=== Section Start ===

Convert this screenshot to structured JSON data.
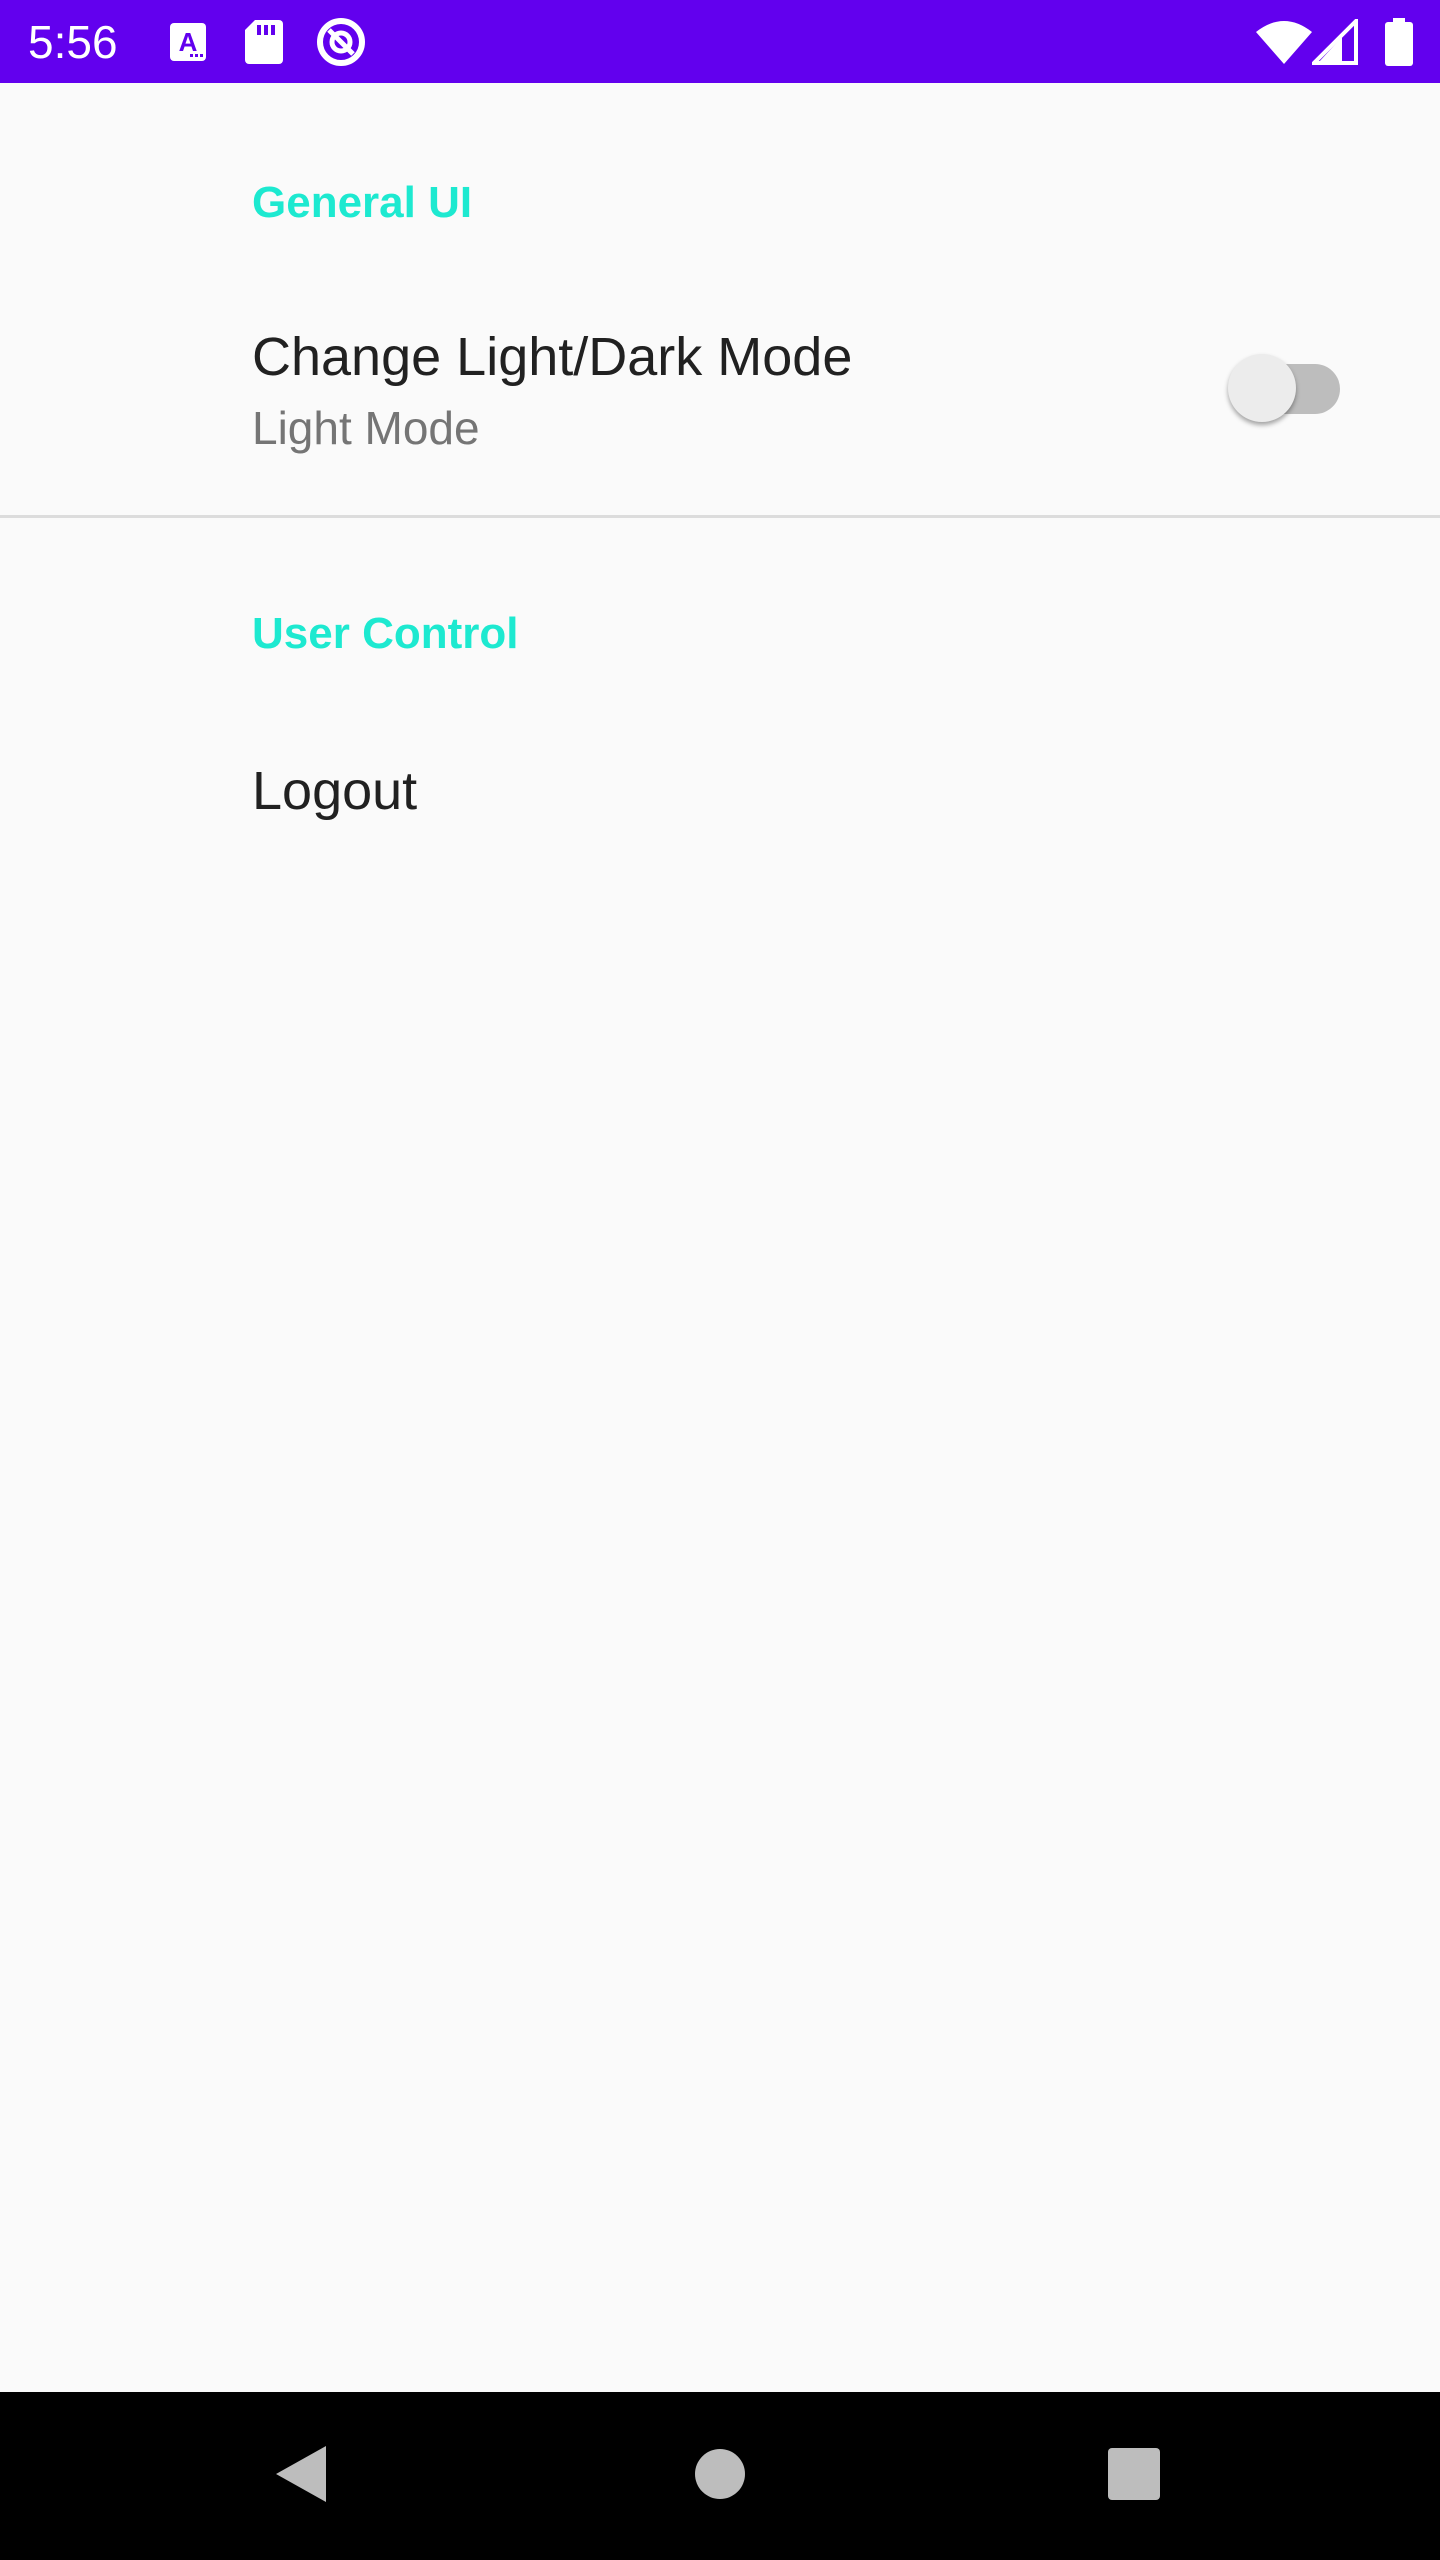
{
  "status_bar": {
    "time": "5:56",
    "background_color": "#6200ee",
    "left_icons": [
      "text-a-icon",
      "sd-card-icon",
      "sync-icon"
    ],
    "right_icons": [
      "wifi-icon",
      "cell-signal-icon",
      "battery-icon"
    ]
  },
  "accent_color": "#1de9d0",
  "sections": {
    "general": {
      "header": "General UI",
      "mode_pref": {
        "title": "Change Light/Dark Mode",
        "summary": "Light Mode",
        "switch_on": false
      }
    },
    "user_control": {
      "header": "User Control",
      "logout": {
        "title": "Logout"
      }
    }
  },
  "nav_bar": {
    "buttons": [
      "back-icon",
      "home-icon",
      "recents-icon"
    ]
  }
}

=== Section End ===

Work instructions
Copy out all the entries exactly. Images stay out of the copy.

Task solution
Convert this screenshot to structured JSON data.
{
  "status_bar": {
    "time": "5:56",
    "background_color": "#6200ee",
    "left_icons": [
      "text-a-icon",
      "sd-card-icon",
      "sync-icon"
    ],
    "right_icons": [
      "wifi-icon",
      "cell-signal-icon",
      "battery-icon"
    ]
  },
  "accent_color": "#1de9d0",
  "sections": {
    "general": {
      "header": "General UI",
      "mode_pref": {
        "title": "Change Light/Dark Mode",
        "summary": "Light Mode",
        "switch_on": false
      }
    },
    "user_control": {
      "header": "User Control",
      "logout": {
        "title": "Logout"
      }
    }
  },
  "nav_bar": {
    "buttons": [
      "back-icon",
      "home-icon",
      "recents-icon"
    ]
  }
}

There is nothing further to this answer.